It is an unevenly told tale. McNamee wants readers to think of him as a player in the events he describes, but the text regularly has a sense of things viewed from too great a distance. That said, he knows enough about Facebook and its contexts to get to the heart of what its presence in our lives means for the world, and is bracingly blunt about the company’s threat to the basic tenets of democracy, and his own awakening to its dangers. In early passages about the initial occasions when he met Zuckerberg, he writes of a man then aged 22 appearing “consistently mature and responsible”, and “remarkably grown-up for his age”. He goes on: “I liked Zuck. I liked his team. I liked Facebook.” But by the time of the 2016 presidential election, everything had changed. In a memo to Zuckerberg and Sandberg, McNamee was blunt: “I am disappointed. I am embarrassed. I am ashamed.” And he had a keen sense of what had gone wrong, summarised here in the kind of aphoristic phrase for which he clearly has a talent: “Facebook has managed to connect 2.2 billion people and drive them apart at the same time.”
This was bad PR that has led directly to this very readable and hugely damaging book... This is a dangerous book for Facebook because it will be widely read — apart from Jaron Lanier’s work, it is the best anti-Big Tech book I’ve come across. Its real strength is that McNamee knows how these attention- and information-stealing systems work.
McNamee excels at grounding Facebook in the historical context of the technology industry... Shedding fresh light on an already deeply covered story, he describes how Facebook was born when tech start-ups were suddenly no longer limited by processing power, memory and network bandwidth... While Zucked is an excellent account of the story so far, Facebook’s fate is far from sealed.
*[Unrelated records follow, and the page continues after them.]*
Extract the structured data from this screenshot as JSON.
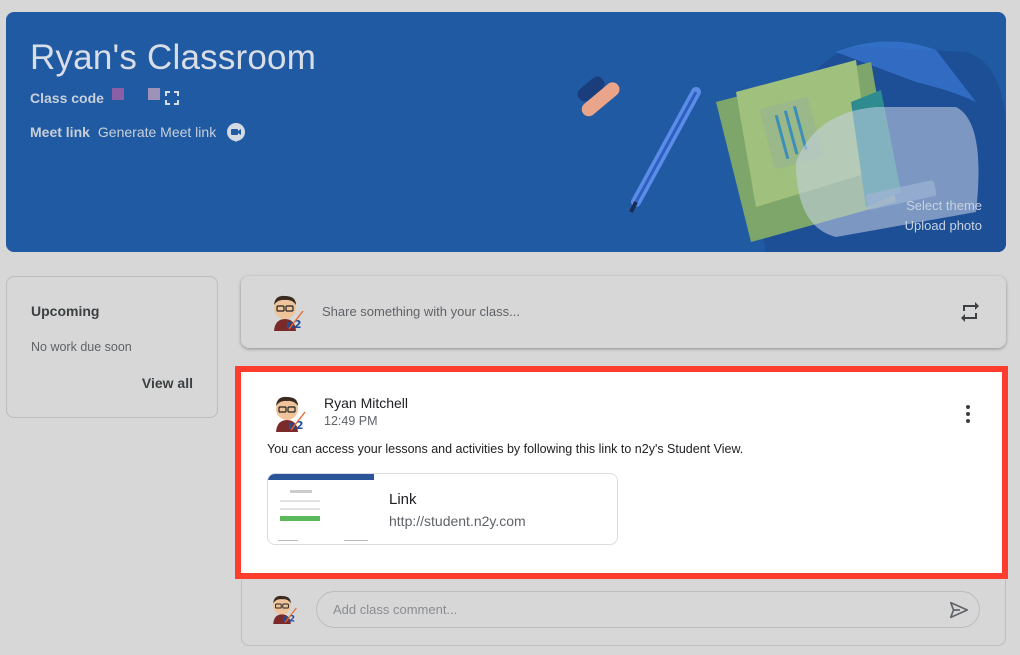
{
  "banner": {
    "title": "Ryan's Classroom",
    "class_code_label": "Class code",
    "meet_label": "Meet link",
    "meet_action": "Generate Meet link",
    "select_theme": "Select theme",
    "upload_photo": "Upload photo",
    "background_color": "#1f5aa3"
  },
  "upcoming": {
    "title": "Upcoming",
    "empty_text": "No work due soon",
    "view_all": "View all"
  },
  "share": {
    "placeholder": "Share something with your class..."
  },
  "post": {
    "author": "Ryan Mitchell",
    "time": "12:49 PM",
    "body": "You can access your lessons and activities by following this link to n2y's Student View.",
    "attachment": {
      "title": "Link",
      "url": "http://student.n2y.com"
    },
    "highlight_color": "#ff3d2e"
  },
  "comment": {
    "placeholder": "Add class comment..."
  },
  "icons": {
    "expand": "expand-icon",
    "meet": "video-camera-icon",
    "repost": "repost-icon",
    "more": "more-vertical-icon",
    "send": "send-icon"
  }
}
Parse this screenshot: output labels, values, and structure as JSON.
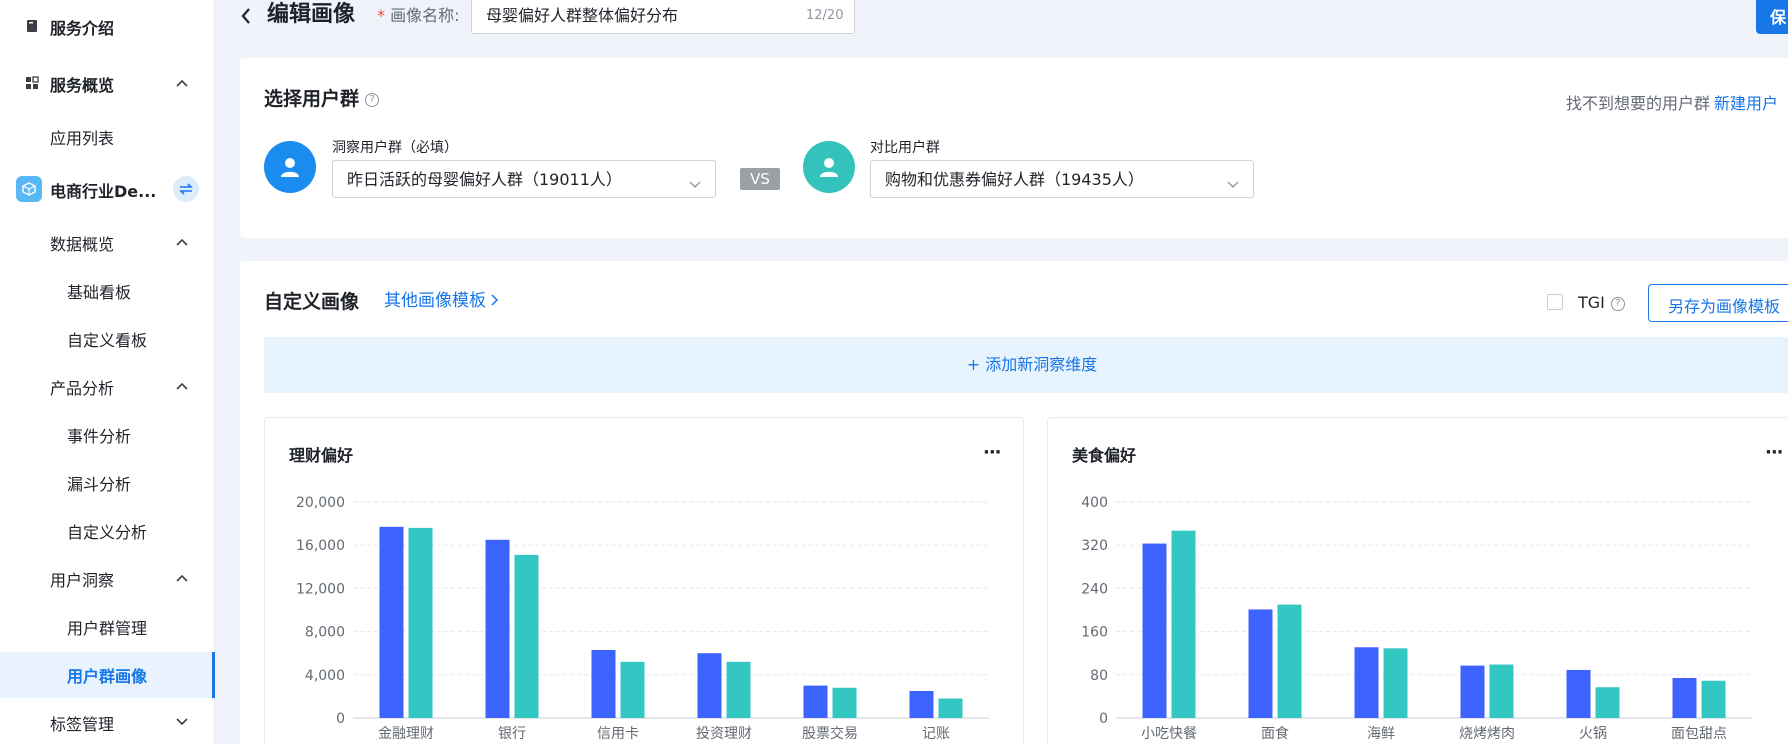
{
  "sidebar": {
    "items": [
      {
        "label": "服务介绍"
      },
      {
        "label": "服务概览"
      },
      {
        "label": "应用列表"
      },
      {
        "label": "电商行业De..."
      },
      {
        "label": "数据概览"
      },
      {
        "label": "基础看板"
      },
      {
        "label": "自定义看板"
      },
      {
        "label": "产品分析"
      },
      {
        "label": "事件分析"
      },
      {
        "label": "漏斗分析"
      },
      {
        "label": "自定义分析"
      },
      {
        "label": "用户洞察"
      },
      {
        "label": "用户群管理"
      },
      {
        "label": "用户群画像"
      },
      {
        "label": "标签管理"
      }
    ]
  },
  "header": {
    "title": "编辑画像",
    "required_mark": "*",
    "name_label": "画像名称:",
    "name_value": "母婴偏好人群整体偏好分布",
    "name_count": "12/20",
    "save_label": "保"
  },
  "select_group": {
    "title": "选择用户群",
    "help": "?",
    "cant_find": "找不到想要的用户群",
    "new_link": "新建用户",
    "insight_label": "洞察用户群（必填）",
    "insight_value": "昨日活跃的母婴偏好人群（19011人）",
    "vs": "VS",
    "compare_label": "对比用户群",
    "compare_value": "购物和优惠券偏好人群（19435人）"
  },
  "custom": {
    "title": "自定义画像",
    "other_templates": "其他画像模板",
    "tgi_label": "TGI",
    "help": "?",
    "save_template": "另存为画像模板",
    "add_dimension": "+ 添加新洞察维度"
  },
  "colors": {
    "series_a": "#3d63ff",
    "series_b": "#33c7c4",
    "accent": "#1776e8"
  },
  "chart_data": [
    {
      "type": "bar",
      "title": "理财偏好",
      "more": "···",
      "categories": [
        "金融理财",
        "银行",
        "信用卡",
        "投资理财",
        "股票交易",
        "记账"
      ],
      "series": [
        {
          "values": [
            17700,
            16500,
            6300,
            6000,
            3000,
            2500
          ]
        },
        {
          "values": [
            17600,
            15100,
            5200,
            5200,
            2800,
            1800
          ]
        }
      ],
      "yticks": [
        "0",
        "4,000",
        "8,000",
        "12,000",
        "16,000",
        "20,000"
      ],
      "ylim": [
        0,
        20000
      ]
    },
    {
      "type": "bar",
      "title": "美食偏好",
      "more": "···",
      "categories": [
        "小吃快餐",
        "面食",
        "海鲜",
        "烧烤烤肉",
        "火锅",
        "面包甜点"
      ],
      "series": [
        {
          "values": [
            323,
            201,
            131,
            97,
            89,
            74
          ]
        },
        {
          "values": [
            347,
            210,
            129,
            99,
            57,
            69
          ]
        }
      ],
      "yticks": [
        "0",
        "80",
        "160",
        "240",
        "320",
        "400"
      ],
      "ylim": [
        0,
        400
      ]
    }
  ]
}
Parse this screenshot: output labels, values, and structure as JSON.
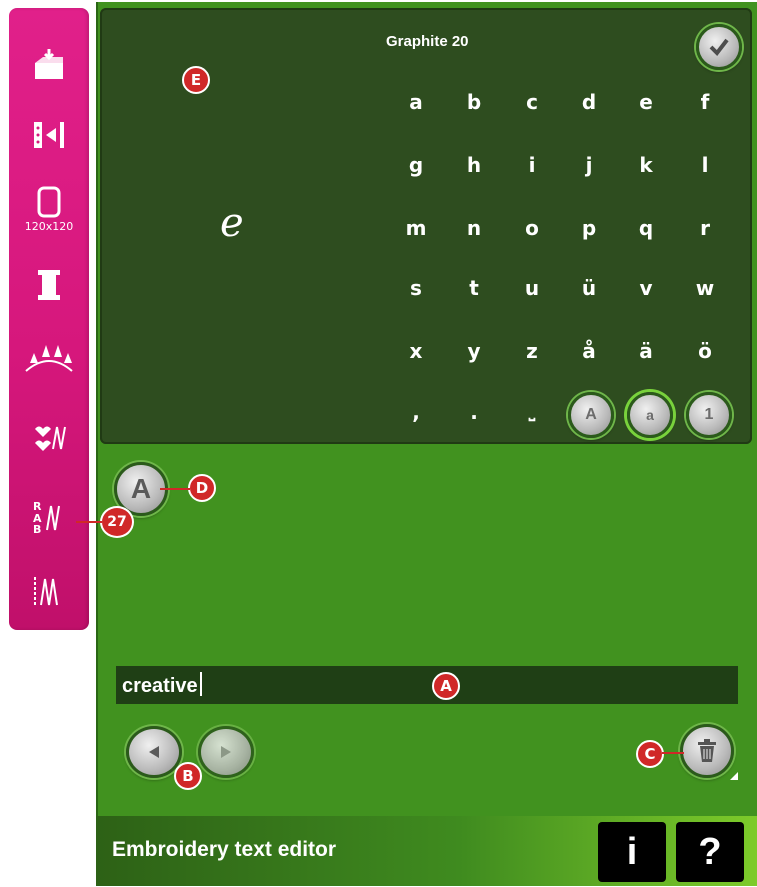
{
  "sidebar": {
    "items": [
      {
        "icon": "load-design-icon"
      },
      {
        "icon": "jump-stitch-icon"
      },
      {
        "icon": "hoop-icon",
        "label": "120x120"
      },
      {
        "icon": "thread-spool-icon"
      },
      {
        "icon": "embroidery-motif-icon"
      },
      {
        "icon": "stitch-heart-icon"
      },
      {
        "icon": "stitch-letters-icon",
        "callout": "27"
      },
      {
        "icon": "stitch-zigzag-icon"
      }
    ]
  },
  "keyboard": {
    "font_name": "Graphite 20",
    "rows": [
      [
        "a",
        "b",
        "c",
        "d",
        "e",
        "f"
      ],
      [
        "g",
        "h",
        "i",
        "j",
        "k",
        "l"
      ],
      [
        "m",
        "n",
        "o",
        "p",
        "q",
        "r"
      ],
      [
        "s",
        "t",
        "u",
        "ü",
        "v",
        "w"
      ],
      [
        "x",
        "y",
        "z",
        "å",
        "ä",
        "ö"
      ]
    ],
    "bottom_keys": [
      ",",
      ".",
      "⎵"
    ],
    "mode_buttons": [
      "A",
      "a",
      "1"
    ],
    "confirm_icon": "check-icon",
    "preview_glyph": "e"
  },
  "font_button_label": "A",
  "text_field": {
    "value": "creative"
  },
  "callouts": {
    "E": "E",
    "D": "D",
    "A": "A",
    "B": "B",
    "C": "C"
  },
  "bottom_bar": {
    "title": "Embroidery text editor",
    "info_label": "i",
    "help_label": "?"
  },
  "colors": {
    "sidebar": "#e1208a",
    "screen": "#41921f",
    "panel": "#2e4d1f",
    "callout": "#d02828"
  }
}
McNamee admits his analysis is still more of an “emerging hypothesis” than a firm conclusion. He ends with recommendations for new regulations and an improved tech industry that seem to be more of a brainstorming session than a clear path ahead.
Along with his venture capital firm, Elevation Partners, the author made a fortune off an early investment in Zuckerberg’s company, a subject about which he is now suitably circumspect, given his belief that Facebook, along with Google and other tech giants, today represents “the greatest threat to the global order in my lifetime.” A self-identified “capitalist,” McNamee currently advocates breaking up Facebook’s data monopoly by force, and heavily regulating its appalling business practices. “Zucked” is thus a candid and highly entertaining explanation of how and why a man who spent decades picking tech winners and cheering his industry on has been carried to the shore of social activism...The most stirring parts of the book are those in which McNamee makes the angry but measured argument that “social media has enabled personal views that had previously been kept in check by social pressure.” ...Zuckerberg et al. probably didn’t set out to transform American neo-Nazism into this generation’s punk rock, but the platforms they created have generated “a feedback loop that reinforces and amplifies ideas with a speed and at a scale that are unprecedented.”